Brian Duffy was a British fashion photographer, peaking in the 1960’s and 1970’s becoming internationally recognized, as one of the “terrible three”, along with David Bailey and Terence Donovan.
“Before 1960, a fashion photographer was tall, thin and camp. But we three are different: short, fat and heterosexual!”
On the 9th February 2012 I visited the Museo Nazionale Alinari della Fotografia, Florence to see the exhibition dedicated to Duffy’s photography from the swinging 60’s that was running from the 12th of January through until 25th March. On arrival to the small entrance I paid €7.50, student rate, at the gift shop till and entered through the right hand doors into a spacious maze-esque room. The exhibition had been split into three sections to show Duffy’s best work: Moda (fashion), Volti (Faces), showing people such as Michael Cane, David Bowie and Arnold Schwarzenegger, and finally Denaro (Money), including his adverts for Benson and Hedges.
Each photograph had been mounted on a plain white wall, at a average height for eye level, with roughly 3feet (minimum) between itself and the next, allowing you to have full appreciation of each one without being distracted by something else.

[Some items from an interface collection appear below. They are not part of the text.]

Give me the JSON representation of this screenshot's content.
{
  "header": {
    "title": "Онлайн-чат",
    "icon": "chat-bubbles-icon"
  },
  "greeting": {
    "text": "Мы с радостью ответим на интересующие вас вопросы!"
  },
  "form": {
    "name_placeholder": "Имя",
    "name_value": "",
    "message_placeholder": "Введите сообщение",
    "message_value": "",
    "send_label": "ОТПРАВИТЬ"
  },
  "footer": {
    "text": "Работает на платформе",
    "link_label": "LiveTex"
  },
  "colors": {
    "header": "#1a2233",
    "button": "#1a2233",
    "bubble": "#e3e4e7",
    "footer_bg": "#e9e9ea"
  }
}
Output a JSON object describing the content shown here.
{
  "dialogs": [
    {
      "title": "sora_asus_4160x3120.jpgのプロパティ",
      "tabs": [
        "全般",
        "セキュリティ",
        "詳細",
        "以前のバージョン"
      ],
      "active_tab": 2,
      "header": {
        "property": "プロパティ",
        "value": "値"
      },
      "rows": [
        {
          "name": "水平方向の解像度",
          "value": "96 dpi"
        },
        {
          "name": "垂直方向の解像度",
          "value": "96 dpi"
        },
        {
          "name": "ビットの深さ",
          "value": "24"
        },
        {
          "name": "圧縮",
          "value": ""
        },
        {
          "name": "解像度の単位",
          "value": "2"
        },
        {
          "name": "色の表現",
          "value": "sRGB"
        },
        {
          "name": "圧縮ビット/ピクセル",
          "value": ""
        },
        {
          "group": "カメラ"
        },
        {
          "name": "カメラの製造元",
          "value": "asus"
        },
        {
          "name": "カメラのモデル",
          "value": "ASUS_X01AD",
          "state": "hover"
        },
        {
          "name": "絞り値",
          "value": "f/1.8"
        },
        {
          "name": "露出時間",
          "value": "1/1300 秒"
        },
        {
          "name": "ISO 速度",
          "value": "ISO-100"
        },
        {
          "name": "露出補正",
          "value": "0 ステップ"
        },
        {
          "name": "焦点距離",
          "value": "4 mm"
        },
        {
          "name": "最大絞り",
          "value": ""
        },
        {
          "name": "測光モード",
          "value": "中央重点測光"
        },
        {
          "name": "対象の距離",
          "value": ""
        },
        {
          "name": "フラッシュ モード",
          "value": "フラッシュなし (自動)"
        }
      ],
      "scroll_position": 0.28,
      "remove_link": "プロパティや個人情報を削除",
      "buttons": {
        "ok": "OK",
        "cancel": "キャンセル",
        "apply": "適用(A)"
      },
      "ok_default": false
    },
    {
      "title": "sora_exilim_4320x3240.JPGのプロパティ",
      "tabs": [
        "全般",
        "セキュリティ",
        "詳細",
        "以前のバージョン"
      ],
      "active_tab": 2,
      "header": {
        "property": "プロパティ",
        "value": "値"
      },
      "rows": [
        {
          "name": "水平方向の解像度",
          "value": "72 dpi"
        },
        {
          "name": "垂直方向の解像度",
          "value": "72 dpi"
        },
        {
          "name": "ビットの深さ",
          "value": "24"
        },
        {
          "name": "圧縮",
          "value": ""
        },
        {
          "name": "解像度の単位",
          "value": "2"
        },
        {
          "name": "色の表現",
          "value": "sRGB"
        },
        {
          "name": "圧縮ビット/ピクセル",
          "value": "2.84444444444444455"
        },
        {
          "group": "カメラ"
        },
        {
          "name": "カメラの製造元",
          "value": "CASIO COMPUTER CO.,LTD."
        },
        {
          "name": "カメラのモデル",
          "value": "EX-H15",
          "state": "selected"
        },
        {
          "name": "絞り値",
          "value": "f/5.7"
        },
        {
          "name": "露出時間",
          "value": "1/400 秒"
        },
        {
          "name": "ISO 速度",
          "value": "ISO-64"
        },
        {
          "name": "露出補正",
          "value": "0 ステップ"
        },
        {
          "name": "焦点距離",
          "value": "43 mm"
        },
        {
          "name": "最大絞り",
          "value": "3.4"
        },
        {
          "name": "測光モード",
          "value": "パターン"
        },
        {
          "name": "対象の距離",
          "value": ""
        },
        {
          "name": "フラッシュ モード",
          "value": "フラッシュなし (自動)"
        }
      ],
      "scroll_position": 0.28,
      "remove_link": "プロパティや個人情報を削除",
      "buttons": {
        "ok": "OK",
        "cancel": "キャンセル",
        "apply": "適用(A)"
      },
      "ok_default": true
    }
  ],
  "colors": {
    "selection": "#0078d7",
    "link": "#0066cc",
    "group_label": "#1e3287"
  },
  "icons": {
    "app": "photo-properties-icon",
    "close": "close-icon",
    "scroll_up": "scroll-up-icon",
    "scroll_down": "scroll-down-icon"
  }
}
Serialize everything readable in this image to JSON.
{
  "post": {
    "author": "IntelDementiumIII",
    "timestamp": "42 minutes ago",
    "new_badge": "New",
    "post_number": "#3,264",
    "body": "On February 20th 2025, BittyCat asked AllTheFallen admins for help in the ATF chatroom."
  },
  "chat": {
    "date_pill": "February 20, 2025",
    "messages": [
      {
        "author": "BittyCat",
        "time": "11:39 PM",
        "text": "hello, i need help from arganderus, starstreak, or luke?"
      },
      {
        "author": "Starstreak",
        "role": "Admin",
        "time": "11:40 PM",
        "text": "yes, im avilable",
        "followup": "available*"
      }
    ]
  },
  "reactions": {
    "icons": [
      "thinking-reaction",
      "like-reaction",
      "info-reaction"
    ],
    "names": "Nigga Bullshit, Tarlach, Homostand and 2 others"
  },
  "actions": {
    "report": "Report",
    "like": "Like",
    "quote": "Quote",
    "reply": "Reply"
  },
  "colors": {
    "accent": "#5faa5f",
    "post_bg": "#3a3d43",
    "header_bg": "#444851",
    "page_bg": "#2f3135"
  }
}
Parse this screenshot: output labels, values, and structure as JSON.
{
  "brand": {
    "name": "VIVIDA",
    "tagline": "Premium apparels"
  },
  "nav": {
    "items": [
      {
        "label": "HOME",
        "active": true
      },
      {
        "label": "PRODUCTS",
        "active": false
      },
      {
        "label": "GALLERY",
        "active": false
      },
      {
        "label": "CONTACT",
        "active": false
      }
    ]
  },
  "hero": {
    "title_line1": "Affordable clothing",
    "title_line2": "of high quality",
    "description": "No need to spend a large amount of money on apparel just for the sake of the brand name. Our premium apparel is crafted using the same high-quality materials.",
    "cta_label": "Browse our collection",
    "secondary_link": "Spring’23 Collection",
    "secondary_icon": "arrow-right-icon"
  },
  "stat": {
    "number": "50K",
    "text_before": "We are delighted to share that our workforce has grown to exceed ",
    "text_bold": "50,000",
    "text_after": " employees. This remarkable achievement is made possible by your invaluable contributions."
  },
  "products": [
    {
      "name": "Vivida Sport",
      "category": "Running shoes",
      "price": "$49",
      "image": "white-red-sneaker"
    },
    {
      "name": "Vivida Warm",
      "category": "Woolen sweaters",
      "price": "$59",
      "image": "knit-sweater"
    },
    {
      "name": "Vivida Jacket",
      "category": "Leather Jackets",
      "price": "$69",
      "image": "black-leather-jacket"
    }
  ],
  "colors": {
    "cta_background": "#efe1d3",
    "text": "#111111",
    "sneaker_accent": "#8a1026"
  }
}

Exactly how it should be to appreciate some of the best British fashion photography.
The exhibition was quiet and very few people were there when I was, allowing you to think and not have people crowding around to try an peer over your shoulder, slowly observing and moving on to the next at your own pace, slowly drifting back in time, wishing that I was there, when such great things we’re shaping history. The collection of photographs were limited, however the legacy of Duffy’s great work is limited due to him deciding to destroy many of his negatives, burning them in his back garden in 1979, like many other infamous artists. *
Although the collections of images were limited, the rest of the museum was filled with photography as far back as can be recorded. With examples, show reels and vintage cameras in glass displays. However, what really interested me was deep in the dark depths at the back of the Dufy exhibition, you follow round a corner to a corridor with a screen built into the wall, with cushioned benches awaiting you to sit and watch a documentary on loop about Duffy himself. In a dark corner, you really felt submerged into the story and life of Duffy with the video around an hour playing on loop for people to trawl across whilst looking around his work. It was a great loss to the Fashion industry when Duffy passed away in 2010 and a even bigger loss that we cannot celebrate his work in a greater way. The exhibition was worth every euro spent.
The Great, Brian Duffy.
*“If you burn your bridges you’re fucked aren’t you? It’s very exciting, you can’t escape if you’ve burnt your bridges, you are forced into another set of dynamics. If I start thinking about the fucking fire in my garden I’ll go berserk and have a nervous breakdown. Now this story might be an absolute crock of shit and lies, but it’s the way I’ve been able to put it together in my cranium. I came in to start work, and an assistant said to me “We haven’t got any lavatory paper, bog paper, you know toilet paper,” and I said “Oh Yeah,” and he said, “We haven’t got any”… and I thought “I am either going to kill this bloke, or I am going to kill somebody.”
I realised in a flash that I’d ended up where I am, commander-in-chief, managing director, senior partner in charge of the toilet bloody paper.
And that’s when I decided to knock it on the head, and that I would never take another picture. During the course of the morning I decided to burn all my negatives. I was doing it in the garden, and I thought they’d burn like wood shavings, but it’s very difficult to get paper and plastic to burn.
All this bloody smoke going up, and a neighbour phoned the fire brigade and the Council, who came and stopped me. Bailey happened to come round, and he could see what I was doing, and I think he stood there like a spare dick at an Italian wedding, and said “I could look after those for you,” but I said “Don’t bother”, and he went. I felt everything I had to do and say in photography had been done. I suppose later on I wished I’d kept some negs [negatives]. Looking back on odd things we’ve found, I’d love to have known the sequence of prints, only from an historical point of view. You make decisions in one period that you wouldn’t necessarily make in another. But it’s very stimulating to try something new, it’s interesting to be crazy. The one thing I’ve never done is to make a wrong decision as a single entity.”*